Turns out that joining the AUCC was the best decision I’ve mad so far. The next weekend was the Anawhenua trip just outside of Rotorua and in contrast to the Wairoa trip, this one was quite a bit bigger in terms of participants. Life Ful James, we managed to basically fill a campsite with rowdy kayakers. We were split into 3 groups: The Carnivorous River Ducks, the Lochness Monsters and the Taniwhas (Maori for sea monster). This was just a means to organize the crowd of people who decided to show up. Marjie and I hitched a ride down with Hamish, a Kiwi from Auckland and when we arrived, we basically just set up the tents and passed out. The next morning the CRDs (Marjie, Bianca and I) and the Lochness Monsters (Grant, Leo, Pierce and Lyssa) headed up to the Rangitaiki River to do some rafting! I’m sure it was due to the drought but the water level here was actually quite low apparently. Not to say it wasn’t a good time, definitely got smashed around quite a bit, but we were also getting stuck on rocks a decent amount. By the time we finished our 2 hour lap and the other group theirs, it was dinner time so we headed back to camp for some campstove chicken fajitas! That night was a booze fuelled shin dig down at some veterans pub just up the highway during which a good old fashioned shirt swap took place. Apparently this is a club tradition, switching shirts for other shirts, dresses and sometimes bras. Luckily the club extended the courtesy of letting the pub know we were all coming so they had time to stock up so they would be drunk dry. When the party was finished we all headed back to camp to get some sleep and hopefully rest up for tomorrow’s paddling. The morning arrived too soon by my reckoning and before long, we were off up the road to the Anawhenua section of the Rangitaiki river to do some good old grade 2 paddling. I grabbed me a Mystic Creeker and when we were all set up, the instructors would shove us off the edge of the walkway, a good 2m drop to the water below. Compared to Wairoa, this was quite a bit easier but nonetheless an awesome time.

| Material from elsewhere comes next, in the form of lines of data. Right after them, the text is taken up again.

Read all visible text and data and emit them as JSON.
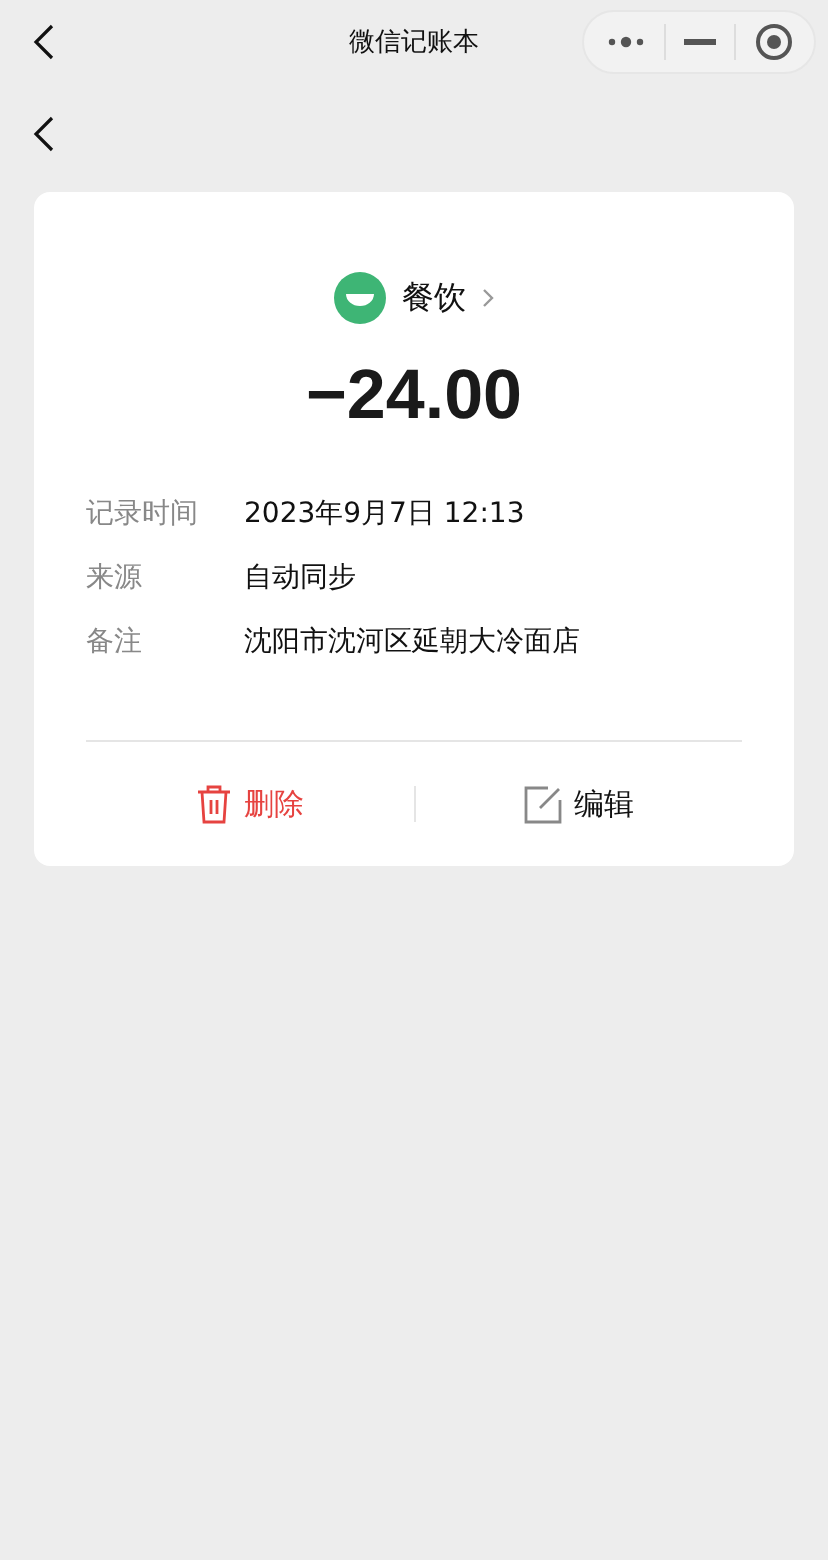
{
  "title_bar": {
    "title": "微信记账本"
  },
  "record": {
    "category": "餐饮",
    "amount": "−24.00",
    "fields": [
      {
        "label": "记录时间",
        "value": "2023年9月7日 12:13"
      },
      {
        "label": "来源",
        "value": "自动同步"
      },
      {
        "label": "备注",
        "value": "沈阳市沈河区延朝大冷面店"
      }
    ]
  },
  "actions": [
    {
      "kind": "delete",
      "label": "删除"
    },
    {
      "kind": "edit",
      "label": "编辑"
    }
  ]
}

The following week was a week from hell in my opinion. Four exams and a research paper due before heading out on Mid-semester break! Unfortunately for me, one of these exams was a final for a correspondence course I was doing through TRU and it ended up taking up a good 3 hour portion of the day. Other than that, the other tests were almost enjoyable and right now I am in the midst of finishing up my research paper. Just thought I’s take a break and get this blog all caught up!
Patrick gets here tomorrow at 1am from Singapore, just enough time to drop some stuff off in my room and catch the 4am shuttle back to the airport for the most epic adventure yet…the South Island!
I feel I must apologize for two things: taking my sweet as time on getting this post up and again for the length but I thank you for taking the time to give it a read. Cheers!